by Jacob Hudgins
“For I bear them witness that they have a zeal for God, but not according to knowledge”(Rom 10:2)
The Jews of Paul’s day had a passion for God, but they failed to understand His will. “For being ignorant of the righteousness of God, and seeking to establish their own, they did not submit to God’s righteousness”(Rom 10:3). These two attributes—zeal and knowledge—help us to break down all people into four categories.
Some have no zeal and no knowledge. They don’t know and they don’t care. They may have a passion for many other things—cars, shopping, music—but God doesn’t make the cut. As a result, spiritual discussion and Bible teaching are so tedious to them that they’ll get angry with those who try to help them.
Some have zeal but no knowledge. These are the Jews of our text—and countless other well-meaning people who passionately believe something that is wrong. Paul wrote of his days in Judaism: “as to zeal, a persecutor of the church”(Phil 3:6). He was going a thousand miles an hour in the wrong direction.
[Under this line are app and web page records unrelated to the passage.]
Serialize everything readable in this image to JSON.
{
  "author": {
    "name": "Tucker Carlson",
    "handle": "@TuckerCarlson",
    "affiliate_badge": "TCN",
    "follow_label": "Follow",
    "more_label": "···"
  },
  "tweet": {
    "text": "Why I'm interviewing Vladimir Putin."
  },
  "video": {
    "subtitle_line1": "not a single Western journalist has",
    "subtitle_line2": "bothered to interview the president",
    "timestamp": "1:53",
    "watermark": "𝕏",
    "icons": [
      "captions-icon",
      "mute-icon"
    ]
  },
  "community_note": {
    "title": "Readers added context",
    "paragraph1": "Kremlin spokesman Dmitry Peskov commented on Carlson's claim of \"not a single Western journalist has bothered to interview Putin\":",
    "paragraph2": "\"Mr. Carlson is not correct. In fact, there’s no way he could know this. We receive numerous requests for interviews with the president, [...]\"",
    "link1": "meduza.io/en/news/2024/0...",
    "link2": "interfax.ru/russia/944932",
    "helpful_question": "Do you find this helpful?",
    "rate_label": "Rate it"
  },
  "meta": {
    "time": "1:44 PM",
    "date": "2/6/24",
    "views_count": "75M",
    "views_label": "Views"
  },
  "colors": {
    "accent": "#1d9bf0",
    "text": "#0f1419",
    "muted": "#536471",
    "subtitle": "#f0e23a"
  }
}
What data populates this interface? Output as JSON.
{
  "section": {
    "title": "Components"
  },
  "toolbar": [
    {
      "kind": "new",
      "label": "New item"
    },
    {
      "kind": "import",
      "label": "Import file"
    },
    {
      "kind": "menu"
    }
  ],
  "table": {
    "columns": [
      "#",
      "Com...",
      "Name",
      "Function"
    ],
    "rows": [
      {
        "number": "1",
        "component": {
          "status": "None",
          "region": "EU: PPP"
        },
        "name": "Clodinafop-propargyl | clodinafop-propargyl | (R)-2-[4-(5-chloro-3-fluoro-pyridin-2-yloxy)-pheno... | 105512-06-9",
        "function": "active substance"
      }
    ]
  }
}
Some have knowledge but no zeal. They have the information, but it triggers no enthusiasm in them. “So, because you are lukewarm, and neither hot nor cold, I will spit you out of my mouth”(Rev 3:16). This group shows us that simply mastering the facts of the gospel and doctrinal truth is not enough. God wants us to care!
Some have knowledge and zeal. Apollos was a man “fervent in spirit”(Acts 18:25), but with incomplete knowledge. Yet when he learned “the way of God more accurately”(Acts 18:26), he “powerfully refuted the Jews in public, showing by the Scriptures that the Christ was Jesus”(Acts 18:28). God can use those who have both knowledge and zeal in a powerful way.
Where do you fit? Do you know God’s truth? Do you care about God’s things?